Otherwise, flip to the back of the book and just read the "Tribute" section to get a one-chapter summary of the entire book. Or skip this book all together and read my CliffsNotes instead: Starbucks is actually not an evil corporation. They have a ton of philanthropic partnerships, not to mention providing health insurance to their part-time employees they were the first to offer such health benefits. They are also a leader in the fields of fair business practices they go above and beyond just buying fair trade beans and environmental stewardship.
They make yummy drinks and food.
The "burnt" coffee flavor of some of their brews is actually bold and is supposed to taste that way. Some people like bold coffee. And their cafes have a nice vibe and are awesome to hang out in. View 2 comments. Bullet Review: Simply put: this is a good book if you love Starbucks, are interested in how Starbucks made such a drastic change or understand or want to understand the inner workings of a big business. I drink at Starbucks almost exclusively the Clover, which I find superior to their standard espresso , but I am none of those three things.
That said, I can definitely see this being a 4-star read in a different readers hand. Your Mileage May Vary. Mar 28, Lars Bos rated it liked it. The problem with this book is that it is written by a person with a very biased point of view, namely, the ceo of the company. So you can only expect "good" things to come out of it. But everything is always placed in such a positive light that you never get to see the real side of the story The problem with this book is that it is written by a person with a very biased point of view, namely, the ceo of the company.

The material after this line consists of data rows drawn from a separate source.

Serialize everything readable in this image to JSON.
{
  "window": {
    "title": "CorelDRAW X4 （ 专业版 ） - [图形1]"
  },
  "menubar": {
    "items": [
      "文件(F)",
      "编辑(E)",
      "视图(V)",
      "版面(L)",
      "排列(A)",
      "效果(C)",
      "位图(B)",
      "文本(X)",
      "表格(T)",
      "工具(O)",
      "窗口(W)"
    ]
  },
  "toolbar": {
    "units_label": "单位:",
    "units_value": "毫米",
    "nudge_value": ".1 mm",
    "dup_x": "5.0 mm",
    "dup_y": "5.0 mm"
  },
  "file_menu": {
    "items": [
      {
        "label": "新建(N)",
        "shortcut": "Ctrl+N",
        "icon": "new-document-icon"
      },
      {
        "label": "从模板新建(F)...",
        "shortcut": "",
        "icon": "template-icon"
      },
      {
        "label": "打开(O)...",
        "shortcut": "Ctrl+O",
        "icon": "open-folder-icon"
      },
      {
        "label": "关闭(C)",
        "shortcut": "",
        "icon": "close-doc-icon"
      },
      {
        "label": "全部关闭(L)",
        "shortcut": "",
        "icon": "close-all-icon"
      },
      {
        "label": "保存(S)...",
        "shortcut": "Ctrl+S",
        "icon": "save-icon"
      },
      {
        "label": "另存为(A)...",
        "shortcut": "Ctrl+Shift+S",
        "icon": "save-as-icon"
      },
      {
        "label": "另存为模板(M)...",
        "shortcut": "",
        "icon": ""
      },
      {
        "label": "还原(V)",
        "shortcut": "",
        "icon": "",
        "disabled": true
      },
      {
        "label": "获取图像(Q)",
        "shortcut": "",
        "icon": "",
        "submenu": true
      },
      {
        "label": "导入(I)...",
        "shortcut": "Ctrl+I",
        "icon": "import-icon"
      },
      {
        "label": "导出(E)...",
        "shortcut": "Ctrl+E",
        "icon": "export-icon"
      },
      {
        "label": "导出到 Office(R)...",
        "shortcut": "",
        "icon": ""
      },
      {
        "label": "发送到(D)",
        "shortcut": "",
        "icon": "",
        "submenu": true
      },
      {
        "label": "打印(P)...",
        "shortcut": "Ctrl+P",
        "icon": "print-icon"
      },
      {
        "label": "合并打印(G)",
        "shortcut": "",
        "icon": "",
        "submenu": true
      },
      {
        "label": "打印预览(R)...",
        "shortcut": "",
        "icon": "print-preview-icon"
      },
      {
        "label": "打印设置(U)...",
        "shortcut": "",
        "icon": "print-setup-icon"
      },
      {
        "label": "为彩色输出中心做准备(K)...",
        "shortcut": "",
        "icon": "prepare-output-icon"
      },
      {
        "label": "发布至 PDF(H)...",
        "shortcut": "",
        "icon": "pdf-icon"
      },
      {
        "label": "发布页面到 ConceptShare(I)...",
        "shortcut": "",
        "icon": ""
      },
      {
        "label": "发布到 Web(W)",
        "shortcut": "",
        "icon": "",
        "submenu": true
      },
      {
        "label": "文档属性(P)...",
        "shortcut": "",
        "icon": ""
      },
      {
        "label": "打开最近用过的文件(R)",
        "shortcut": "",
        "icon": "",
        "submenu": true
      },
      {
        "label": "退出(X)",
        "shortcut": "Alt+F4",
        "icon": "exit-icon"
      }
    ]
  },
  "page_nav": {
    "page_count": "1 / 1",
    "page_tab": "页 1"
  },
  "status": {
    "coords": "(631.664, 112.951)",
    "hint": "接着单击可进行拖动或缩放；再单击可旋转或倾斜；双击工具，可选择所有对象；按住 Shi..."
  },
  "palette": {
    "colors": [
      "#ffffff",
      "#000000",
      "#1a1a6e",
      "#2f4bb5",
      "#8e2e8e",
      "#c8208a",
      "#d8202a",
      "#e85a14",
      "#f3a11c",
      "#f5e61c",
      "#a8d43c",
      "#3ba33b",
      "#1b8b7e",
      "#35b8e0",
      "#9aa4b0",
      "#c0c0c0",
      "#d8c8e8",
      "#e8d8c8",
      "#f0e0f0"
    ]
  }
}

But everything is always placed in such a positive light that you never get to see the real side of the story. And for me, the reader, it should be important to form my own opinion about a company by considering both sides. So I want those gritty details, the bad stuff, the stuff that gives kids nightmares. It also gets really old when Howard constantly uses the same keywords in his paragraphs like "personal missions", "commitments" and "passion".
But the way the guy writes it is like watching a nonstop disney movie marathon. Not realistic. But I also catch myself talking about the bad stuff and not the good parts. So here goes: The way he goes into detail about company growth, organisation and motivating and inspiring people is really interesting and should provide you with enough inside information.
The book itself is a very light read and you should be able to flow through it in a matter of days. I give it 3 stars. Oct 11, Arash Narchi rated it did not like it Shelves: biographies. It was nice reading the challenges of Howard's journey as an entrepreneur and how he had to innovate to get Starbucks back on the map, but he could've written that in 20 pages not The rest of the book was very boring and I got sick of hearing how so many things were "on the line" and the company was at stake as if no other company has problems.
You could do without this one.